Zetetic Astronomy, by 'Parallax' (pseud. Samuel Birley Rowbotham), , at sacred-texts.com
If we stand upon the deck of a ship, or mount to the mast-lead, or ascend above the earth in a balloon and look over the
sea, the surface appears as a vast inclined plane rising up from beneath us, until in the distance it reaches the level of the eye, and intercepts the line-of-sight.
"THE APPARENT CONCAVITY OF THE EARTH AS SEEN FROM A BALLOON.--A perfectly-formed circle encompassed the visibly; planisphere beneath, or rather the concavo-sphere it might now be called, for I had attained a height from which the earth assumed a regularly hollowed or concave appearance--an optical illusion which increases as you recede from it. At the greatest elevation I attained, which was about a mile-and-a-half, the appearance of the world around me assumed a shape or form like that which is made by placing two watch glasses together
by their edges, the balloon apparently in the central cavity all the time of its flight at that elevation."--Wise's Aëronautics.
"Another curious effect of the aërial ascent was that the earth, when we were at our greatest altitude, positively appeared concave, looking like a huge dark bowl, rather than the convex sphere such as we naturally expect to see it. . . . The horizon always appears to be on a level with our eye, and seems to rise as we rise, until at length the elevation of the circular boundary line of the sight becomes so marked that the earth assumes the anomalous appearance as we have said of a concave rather than a convex body."--Mayhew's Great World of London.
"The chief peculiarity of a view from a balloon at a consider-able elevation, was the altitude of the horizon, which remained practically on a level with the eye, at an elevation of two miles, causing the surface of the earth to appear concave instead of convex, and to recede during the rapid ascent, whilst the horizon and the balloon seemed to be stationary."--London Journal, July 18th, 1857.
Mr. Elliott, an American aëronaut, in a letter giving an account of his ascension from Baltimore, thus speaks of the appearance of the earth from a balloon:--

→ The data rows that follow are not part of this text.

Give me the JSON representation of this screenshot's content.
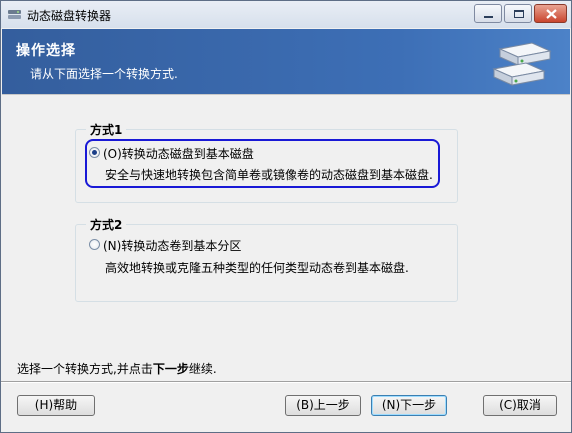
{
  "window": {
    "title": "动态磁盘转换器"
  },
  "header": {
    "title": "操作选择",
    "subtitle": "请从下面选择一个转换方式."
  },
  "options": [
    {
      "group_label": "方式1",
      "label": "(O)转换动态磁盘到基本磁盘",
      "description": "安全与快速地转换包含简单卷或镜像卷的动态磁盘到基本磁盘.",
      "selected": true
    },
    {
      "group_label": "方式2",
      "label": "(N)转换动态卷到基本分区",
      "description": "高效地转换或克隆五种类型的任何类型动态卷到基本磁盘.",
      "selected": false
    }
  ],
  "instruction": {
    "prefix": "选择一个转换方式,并点击",
    "bold": "下一步",
    "suffix": "继续."
  },
  "buttons": {
    "help": "(H)帮助",
    "back": "(B)上一步",
    "next": "(N)下一步",
    "cancel": "(C)取消"
  },
  "colors": {
    "header_bg": "#3d6fb6",
    "focus_ring": "#1919d6",
    "close_button": "#c9452e"
  },
  "icons": [
    "app-icon",
    "minimize-icon",
    "maximize-icon",
    "close-icon",
    "disk-convert-graphic"
  ]
}
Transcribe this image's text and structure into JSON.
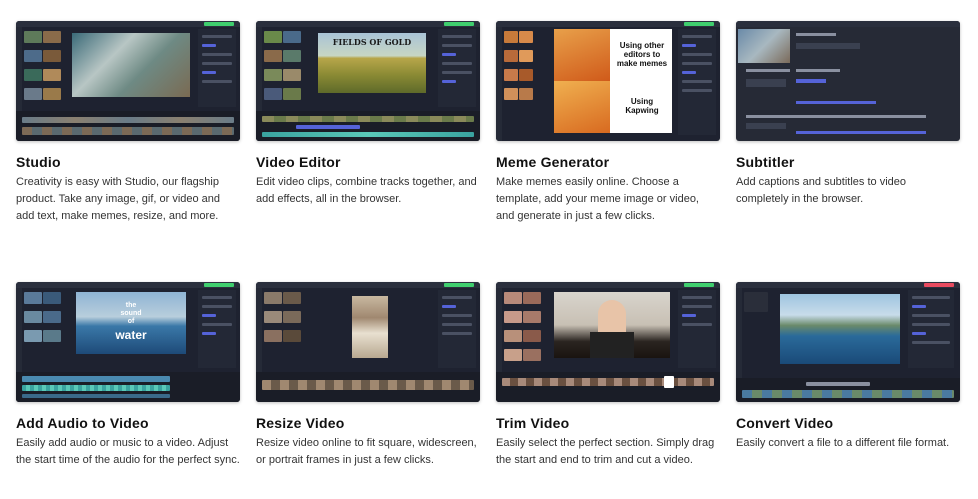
{
  "cards": [
    {
      "title": "Studio",
      "desc": "Creativity is easy with Studio, our flagship product. Take any image, gif, or video and add text, make memes, resize, and more."
    },
    {
      "title": "Video Editor",
      "desc": "Edit video clips, combine tracks together, and add effects, all in the browser.",
      "canvas_text": "FIELDS OF GOLD"
    },
    {
      "title": "Meme Generator",
      "desc": "Make memes easily online. Choose a template, add your meme image or video, and generate in just a few clicks.",
      "meme_top": "Using other editors to make memes",
      "meme_bottom": "Using Kapwing"
    },
    {
      "title": "Subtitler",
      "desc": "Add captions and subtitles to video completely in the browser."
    },
    {
      "title": "Add Audio to Video",
      "desc": "Easily add audio or music to a video. Adjust the start time of the audio for the perfect sync.",
      "canvas_text_1": "the",
      "canvas_text_2": "sound",
      "canvas_text_3": "of",
      "canvas_text_4": "water"
    },
    {
      "title": "Resize Video",
      "desc": "Resize video online to fit square, widescreen, or portrait frames in just a few clicks."
    },
    {
      "title": "Trim Video",
      "desc": "Easily select the perfect section. Simply drag the start and end to trim and cut a video."
    },
    {
      "title": "Convert Video",
      "desc": "Easily convert a file to a different file format."
    }
  ],
  "colors": {
    "editor_bg": "#1e2230",
    "accent_green": "#3fce6e",
    "accent_blue": "#5563d8",
    "accent_red": "#e84a5f"
  }
}
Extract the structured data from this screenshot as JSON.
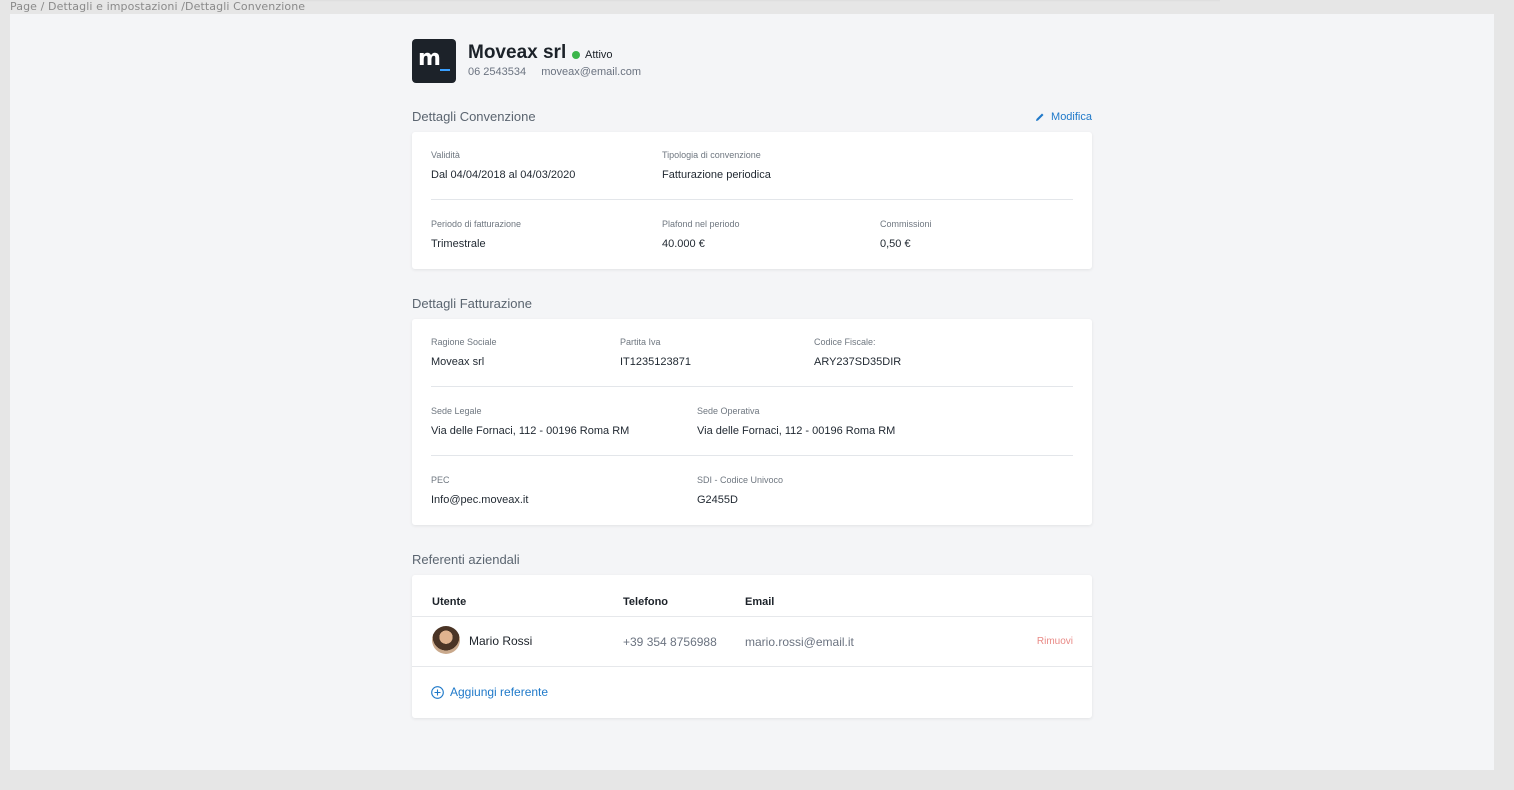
{
  "breadcrumb": "Page / Dettagli e impostazioni /Dettagli Convenzione",
  "company": {
    "logo_text": "m",
    "name": "Moveax srl",
    "status": "Attivo",
    "phone": "06 2543534",
    "email": "moveax@email.com"
  },
  "convenzione": {
    "title": "Dettagli Convenzione",
    "edit_label": "Modifica",
    "validita_label": "Validità",
    "validita_value": "Dal 04/04/2018 al 04/03/2020",
    "tipologia_label": "Tipologia di convenzione",
    "tipologia_value": "Fatturazione periodica",
    "periodo_label": "Periodo di fatturazione",
    "periodo_value": "Trimestrale",
    "plafond_label": "Plafond nel periodo",
    "plafond_value": "40.000 €",
    "commissioni_label": "Commissioni",
    "commissioni_value": "0,50 €"
  },
  "fatturazione": {
    "title": "Dettagli Fatturazione",
    "ragione_label": "Ragione Sociale",
    "ragione_value": "Moveax srl",
    "piva_label": "Partita Iva",
    "piva_value": "IT1235123871",
    "cf_label": "Codice Fiscale:",
    "cf_value": "ARY237SD35DIR",
    "legale_label": "Sede Legale",
    "legale_value": "Via delle Fornaci, 112 - 00196 Roma RM",
    "operativa_label": "Sede Operativa",
    "operativa_value": "Via delle Fornaci, 112 - 00196 Roma RM",
    "pec_label": "PEC",
    "pec_value": "Info@pec.moveax.it",
    "sdi_label": "SDI - Codice Univoco",
    "sdi_value": "G2455D"
  },
  "referenti": {
    "title": "Referenti aziendali",
    "headers": [
      "Utente",
      "Telefono",
      "Email"
    ],
    "rows": [
      {
        "name": "Mario Rossi",
        "phone": "+39 354 8756988",
        "email": "mario.rossi@email.it",
        "action": "Rimuovi"
      }
    ],
    "add_label": "Aggiungi referente"
  },
  "colors": {
    "accent": "#1f79c9",
    "status_active": "#3bb54a",
    "danger_text": "#e98a86",
    "logo_bg": "#1c2229"
  }
}
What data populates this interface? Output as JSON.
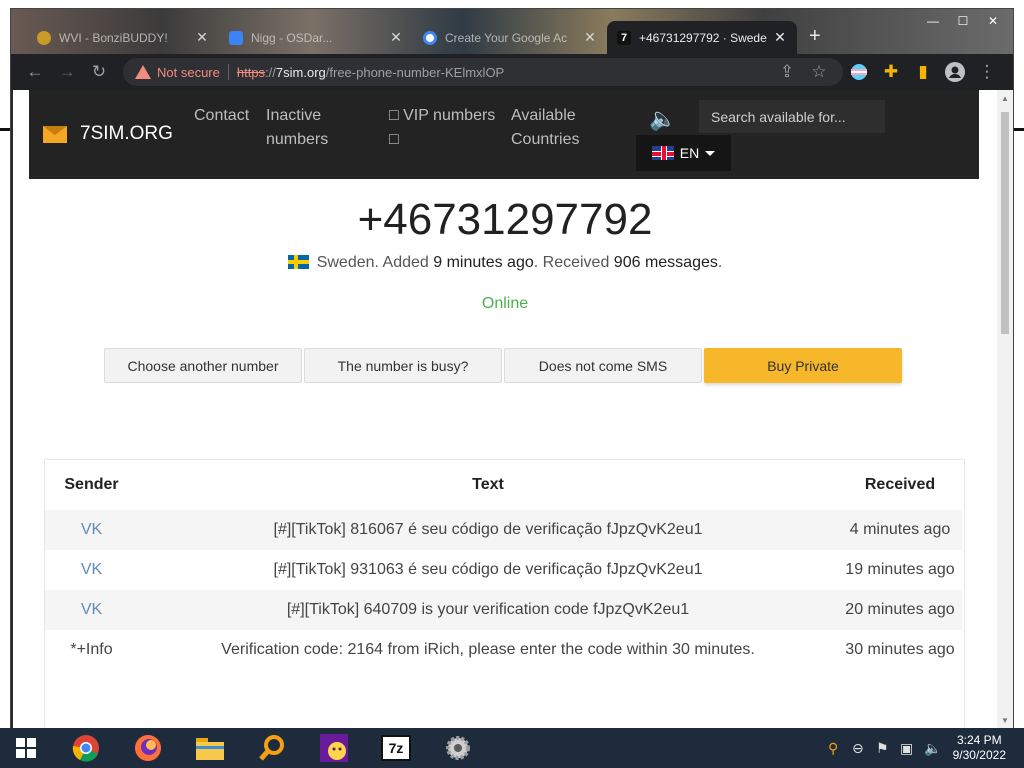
{
  "browser": {
    "tabs": [
      {
        "title": "WVI - BonziBUDDY!",
        "active": false
      },
      {
        "title": "Nigg - OSDar...",
        "active": false
      },
      {
        "title": "Create Your Google Ac",
        "active": false
      },
      {
        "title": "+46731297792 · Swede",
        "active": true
      }
    ],
    "new_tab_label": "+",
    "window_controls": {
      "minimize": "—",
      "maximize": "☐",
      "close": "✕"
    },
    "address": {
      "security_label": "Not secure",
      "scheme": "https",
      "separator": "://",
      "host": "7sim.org",
      "path": "/free-phone-number-KElmxlOP"
    }
  },
  "site": {
    "logo_text": "7SIM.ORG",
    "nav": {
      "contact": "Contact",
      "inactive": "Inactive numbers",
      "vip": "□ VIP numbers □",
      "available": "Available Countries"
    },
    "search_placeholder": "Search available for...",
    "language": "EN"
  },
  "number": {
    "phone": "+46731297792",
    "country": "Sweden",
    "added_prefix": ". Added ",
    "added_value": "9 minutes ago",
    "received_prefix": ". Received ",
    "received_value": "906 messages",
    "suffix": ".",
    "status": "Online"
  },
  "actions": {
    "choose_another": "Choose another number",
    "busy": "The number is busy?",
    "no_sms": "Does not come SMS",
    "buy_private": "Buy Private"
  },
  "messages": {
    "headers": {
      "sender": "Sender",
      "text": "Text",
      "received": "Received"
    },
    "rows": [
      {
        "sender": "VK",
        "text": "[#][TikTok] 816067 é seu código de verificação fJpzQvK2eu1",
        "received": "4 minutes ago"
      },
      {
        "sender": "VK",
        "text": "[#][TikTok] 931063 é seu código de verificação fJpzQvK2eu1",
        "received": "19 minutes ago"
      },
      {
        "sender": "VK",
        "text": "[#][TikTok] 640709 is your verification code fJpzQvK2eu1",
        "received": "20 minutes ago"
      },
      {
        "sender": "*+Info",
        "text": "Verification code: 2164 from iRich, please enter the code within 30 minutes.",
        "received": "30 minutes ago"
      }
    ]
  },
  "taskbar": {
    "apps": [
      "start-icon",
      "chrome-icon",
      "firefox-icon",
      "file-explorer-icon",
      "search-tool-icon",
      "yahoo-messenger-icon",
      "7zip-icon",
      "settings-gear-icon"
    ],
    "seven_zip_label": "7z",
    "time": "3:24 PM",
    "date": "9/30/2022"
  },
  "colors": {
    "accent": "#f6b72a",
    "header_bg": "#232323",
    "online": "#4caf50",
    "sender_link": "#5b8db8"
  }
}
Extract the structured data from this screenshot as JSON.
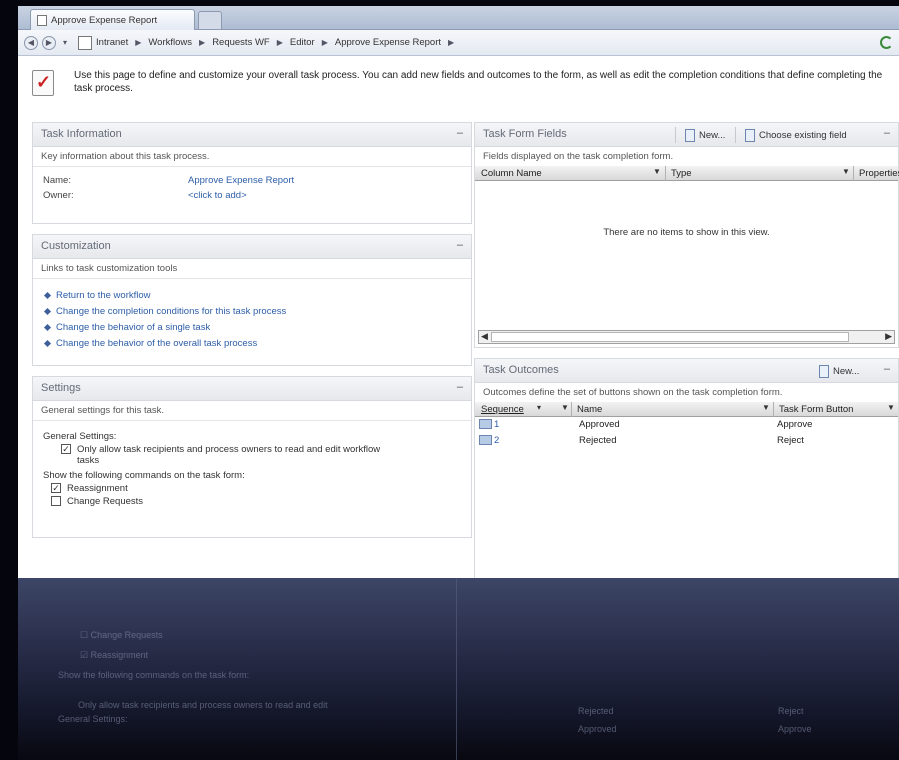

"I don't know that I ever hinted heretofore that the aëronaut may well be the most sceptical man about the rotundity of the earth. Philosophy imposes the truth upon us; but the view of the earth from the elevation of a balloon is that of an immense terrestrial basin, the deeper part of which is that directly under one's feet. As we ascend, the earth beneath us seems to recede--actually to sink away--while the horizon gradually and gracefully lifts a diversified slope, stretching away farther and farther to a line that, at the highest elevation, seems to close with the sky. Thus, upon a clear day, the
aëronaut feels as if suspended at about an equal distance between the vast blue oceanic concave above and the equally expanded terrestrial basin below."
During the important balloon ascents, recently made for scientific purposes by Mr. Coxwell and Mr. Glaisher, of the Royal Observatory, Greenwich, the same phenomenon was observed.
"The horizon always appeared on a level with the car."--See Mr. Glaisher's Report, in "Leisure Hour," for October 11, 1862.
"The plane of the earth offers another delusion to the traveller in air, to whom it appears as a concave surface, and who surveys the line of the horizon as an unbroken circle, rising up, in relation to the hollow of the concave hemisphere, like the rim of a shallow inverted watch-glass, to the height of the eye of the observer, how high soever he may be--the blue atmosphere above closing over it like the corresponding hemisphere reversed."--Glaisher's Report, in "Leisure Hour," for May 21, 1864.
The appearance referred to in the several foregoing extracts is represented in the following diagram, fig. 26.
[paragraph continues] The surface of the earth C, D, appears to rise up to the
level of the observer in the car of the balloon; and at the same time, the sky A, B, seems to descend and to meet the earth at the horizon H, H.